__WHAT IS NEEDED__: If a line in the records below contains the word "title", copy it.

┌─ DATA SECTION

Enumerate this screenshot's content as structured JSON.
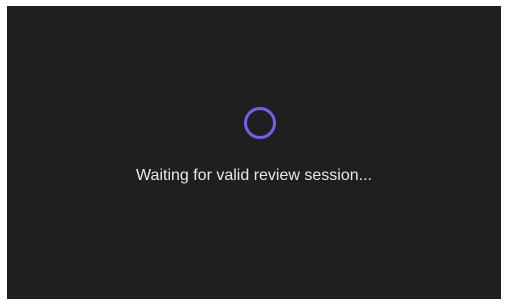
{
  "loading": {
    "status_text": "Waiting for valid review session...",
    "spinner_icon": "loading-spinner-icon",
    "accent_color": "#7b5ce6",
    "background_color": "#1f1f1f"
  }
}
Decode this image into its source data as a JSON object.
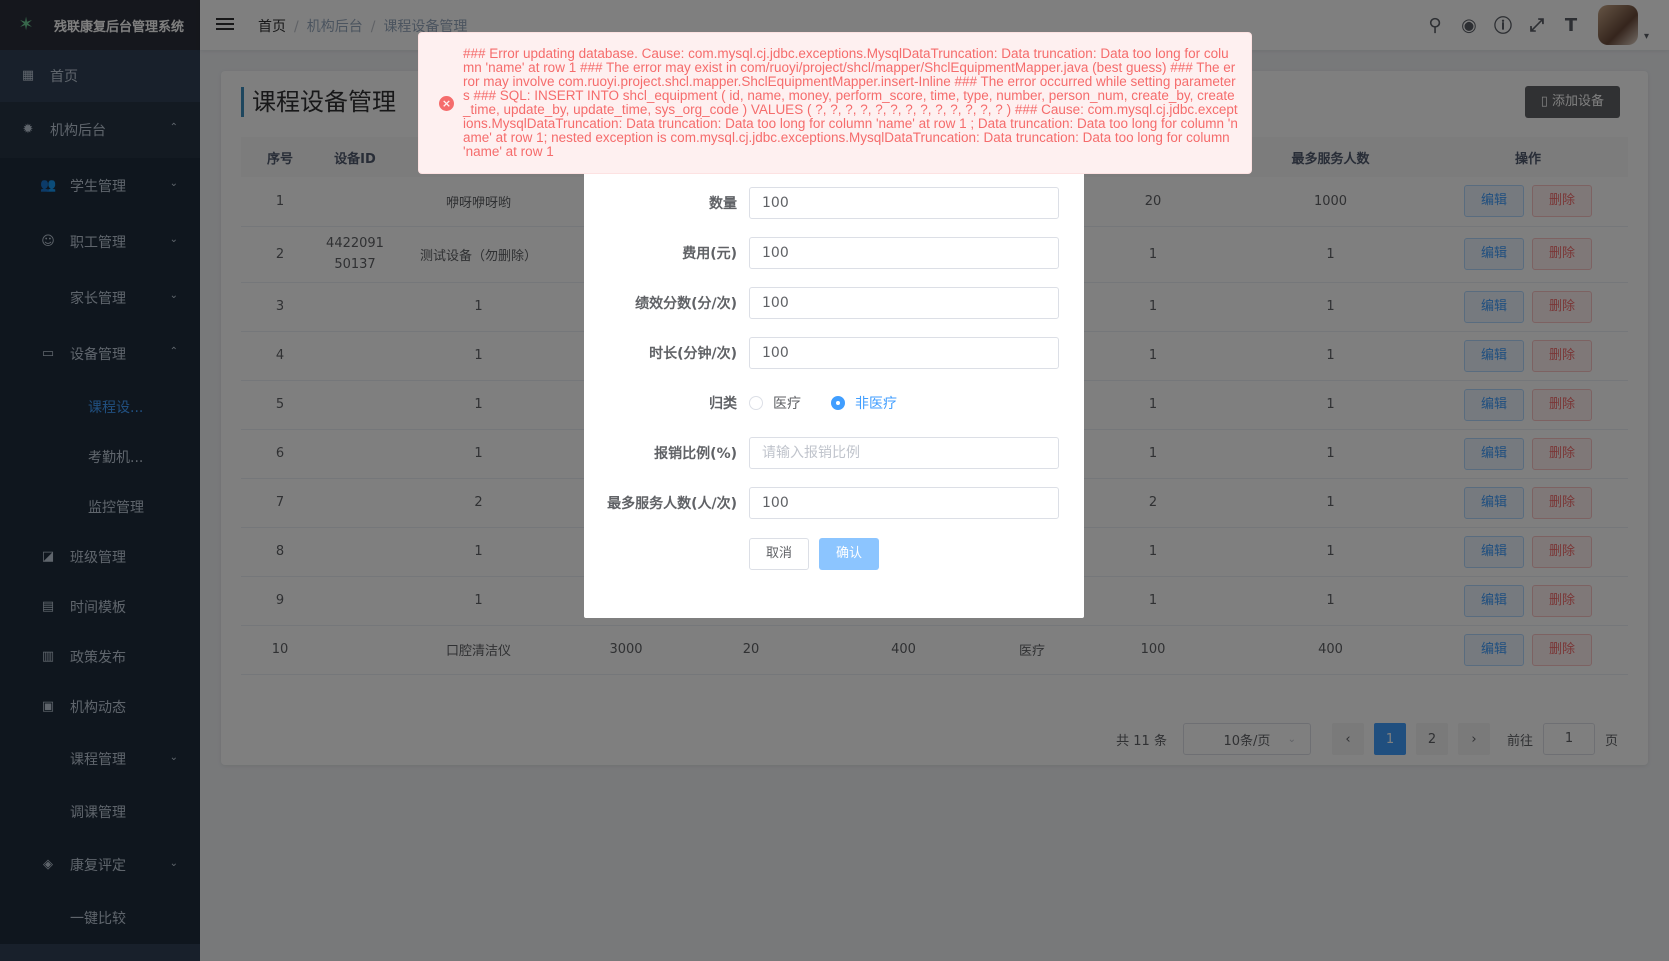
{
  "app": {
    "title": "残联康复后台管理系统"
  },
  "sidebar": {
    "items": [
      {
        "label": "首页",
        "icon": "dashboard-icon"
      },
      {
        "label": "机构后台",
        "icon": "bug-icon"
      },
      {
        "label": "学生管理",
        "icon": "peoples-icon"
      },
      {
        "label": "职工管理",
        "icon": "staff-icon"
      },
      {
        "label": "家长管理"
      },
      {
        "label": "设备管理",
        "icon": "briefcase-icon"
      },
      {
        "label": "课程设..."
      },
      {
        "label": "考勤机..."
      },
      {
        "label": "监控管理"
      },
      {
        "label": "班级管理",
        "icon": "chart-icon"
      },
      {
        "label": "时间模板",
        "icon": "doc-icon"
      },
      {
        "label": "政策发布",
        "icon": "book-icon"
      },
      {
        "label": "机构动态",
        "icon": "message-icon"
      },
      {
        "label": "课程管理"
      },
      {
        "label": "调课管理"
      },
      {
        "label": "康复评定",
        "icon": "layers-icon"
      },
      {
        "label": "一键比较"
      }
    ]
  },
  "navbar": {
    "breadcrumb": [
      "首页",
      "机构后台",
      "课程设备管理"
    ]
  },
  "page": {
    "title": "课程设备管理",
    "add_button": "添加设备"
  },
  "table": {
    "headers": [
      "序号",
      "设备ID",
      "",
      "",
      "",
      "",
      "",
      "",
      "最多服务人数",
      "操作"
    ],
    "edit_label": "编辑",
    "delete_label": "删除",
    "rows": [
      {
        "no": "1",
        "id": "",
        "name": "咿呀咿呀哟",
        "c3": "",
        "c4": "",
        "c5": "",
        "c6": "",
        "c7": "20",
        "max": "1000"
      },
      {
        "no": "2",
        "id": "4422091\n50137",
        "name": "测试设备（勿删除）",
        "c3": "",
        "c4": "",
        "c5": "",
        "c6": "",
        "c7": "1",
        "max": "1"
      },
      {
        "no": "3",
        "id": "",
        "name": "1",
        "c3": "",
        "c4": "",
        "c5": "",
        "c6": "",
        "c7": "1",
        "max": "1"
      },
      {
        "no": "4",
        "id": "",
        "name": "1",
        "c3": "",
        "c4": "",
        "c5": "",
        "c6": "",
        "c7": "1",
        "max": "1"
      },
      {
        "no": "5",
        "id": "",
        "name": "1",
        "c3": "",
        "c4": "",
        "c5": "",
        "c6": "",
        "c7": "1",
        "max": "1"
      },
      {
        "no": "6",
        "id": "",
        "name": "1",
        "c3": "",
        "c4": "",
        "c5": "",
        "c6": "",
        "c7": "1",
        "max": "1"
      },
      {
        "no": "7",
        "id": "",
        "name": "2",
        "c3": "",
        "c4": "",
        "c5": "",
        "c6": "",
        "c7": "2",
        "max": "1"
      },
      {
        "no": "8",
        "id": "",
        "name": "1",
        "c3": "",
        "c4": "",
        "c5": "",
        "c6": "",
        "c7": "1",
        "max": "1"
      },
      {
        "no": "9",
        "id": "",
        "name": "1",
        "c3": "",
        "c4": "",
        "c5": "",
        "c6": "",
        "c7": "1",
        "max": "1"
      },
      {
        "no": "10",
        "id": "",
        "name": "口腔清洁仪",
        "c3": "3000",
        "c4": "20",
        "c5": "400",
        "c6": "医疗",
        "c7": "100",
        "max": "400"
      }
    ]
  },
  "pagination": {
    "total": "共 11 条",
    "page_size": "10条/页",
    "prev": "‹",
    "pages": [
      "1",
      "2"
    ],
    "next": "›",
    "goto_label": "前往",
    "goto_value": "1",
    "goto_suffix": "页"
  },
  "dialog": {
    "fields": [
      {
        "label": "数量",
        "value": "100"
      },
      {
        "label": "费用(元)",
        "value": "100"
      },
      {
        "label": "绩效分数(分/次)",
        "value": "100"
      },
      {
        "label": "时长(分钟/次)",
        "value": "100"
      }
    ],
    "category": {
      "label": "归类",
      "options": [
        "医疗",
        "非医疗"
      ],
      "selected": "非医疗"
    },
    "reimburse": {
      "label": "报销比例(%)",
      "placeholder": "请输入报销比例"
    },
    "max_serve": {
      "label": "最多服务人数(人/次)",
      "value": "100"
    },
    "cancel": "取消",
    "confirm": "确认"
  },
  "toast": {
    "message": "### Error updating database. Cause: com.mysql.cj.jdbc.exceptions.MysqlDataTruncation: Data truncation: Data too long for column 'name' at row 1 ### The error may exist in com/ruoyi/project/shcl/mapper/ShclEquipmentMapper.java (best guess) ### The error may involve com.ruoyi.project.shcl.mapper.ShclEquipmentMapper.insert-Inline ### The error occurred while setting parameters ### SQL: INSERT INTO shcl_equipment ( id, name, money, perform_score, time, type, number, person_num, create_by, create_time, update_by, update_time, sys_org_code ) VALUES ( ?, ?, ?, ?, ?, ?, ?, ?, ?, ?, ?, ?, ? ) ### Cause: com.mysql.cj.jdbc.exceptions.MysqlDataTruncation: Data truncation: Data too long for column 'name' at row 1 ; Data truncation: Data too long for column 'name' at row 1; nested exception is com.mysql.cj.jdbc.exceptions.MysqlDataTruncation: Data truncation: Data too long for column 'name' at row 1",
    "color": "#f56c6c"
  },
  "colors": {
    "sidebar": "#304156",
    "accent": "#409eff",
    "danger": "#f56c6c"
  }
}
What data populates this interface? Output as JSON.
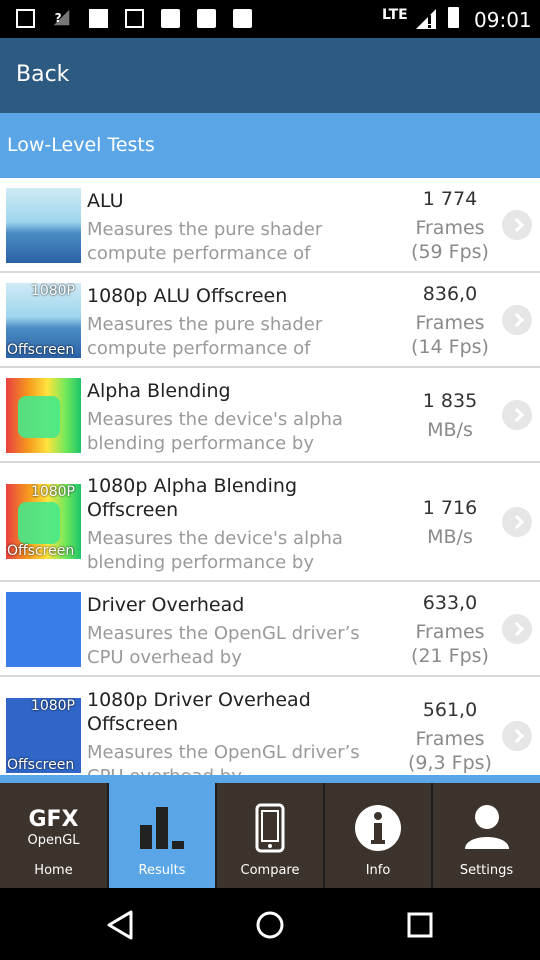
{
  "status": {
    "network": "LTE",
    "time": "09:01"
  },
  "header": {
    "back_label": "Back"
  },
  "section": {
    "title": "Low-Level Tests"
  },
  "tests": [
    {
      "thumb_icon": "alu-thumbnail",
      "title": "ALU",
      "description": "Measures the pure shader compute performance of",
      "value": "1 774",
      "unit": "Frames",
      "fps": "(59 Fps)"
    },
    {
      "thumb_icon": "alu-offscreen-thumbnail",
      "thumb_top": "1080P",
      "thumb_bottom": "Offscreen",
      "title": "1080p ALU Offscreen",
      "description": "Measures the pure shader compute performance of",
      "value": "836,0",
      "unit": "Frames",
      "fps": "(14 Fps)"
    },
    {
      "thumb_icon": "alpha-blending-thumbnail",
      "title": "Alpha Blending",
      "description": "Measures the device's alpha blending performance by",
      "value": "1 835",
      "unit": "MB/s"
    },
    {
      "thumb_icon": "alpha-blending-offscreen-thumbnail",
      "thumb_top": "1080P",
      "thumb_bottom": "Offscreen",
      "title": "1080p Alpha Blending Offscreen",
      "description": "Measures the device's alpha blending performance by",
      "value": "1 716",
      "unit": "MB/s"
    },
    {
      "thumb_icon": "driver-overhead-thumbnail",
      "title": "Driver Overhead",
      "description": "Measures the OpenGL driver’s CPU overhead by",
      "value": "633,0",
      "unit": "Frames",
      "fps": "(21 Fps)"
    },
    {
      "thumb_icon": "driver-overhead-offscreen-thumbnail",
      "thumb_top": "1080P",
      "thumb_bottom": "Offscreen",
      "title": "1080p Driver Overhead Offscreen",
      "description": "Measures the OpenGL driver’s CPU overhead by",
      "value": "561,0",
      "unit": "Frames",
      "fps": "(9,3 Fps)"
    }
  ],
  "tabs": [
    {
      "label": "Home",
      "logo": "GFX",
      "logo_sub": "OpenGL",
      "icon": "gfx-logo-icon",
      "active": false
    },
    {
      "label": "Results",
      "icon": "bar-chart-icon",
      "active": true
    },
    {
      "label": "Compare",
      "icon": "phone-icon",
      "active": false
    },
    {
      "label": "Info",
      "icon": "info-icon",
      "active": false
    },
    {
      "label": "Settings",
      "icon": "user-icon",
      "active": false
    }
  ],
  "colors": {
    "header": "#2d5a80",
    "section": "#5aa5e6",
    "tab_active": "#5aa5e6",
    "tab_inactive": "#3c332c"
  }
}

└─

__EXERCISE OUTPUT__:
    "title": "残联康复后台管理系统"
    "title": "课程设备管理",
    "title": "Low-Level Tests"
      "title": "ALU",
      "title": "1080p ALU Offscreen",
      "title": "Alpha Blending",
      "title": "1080p Alpha Blending Offscreen",
      "title": "Driver Overhead",
      "title": "1080p Driver Overhead Offscreen",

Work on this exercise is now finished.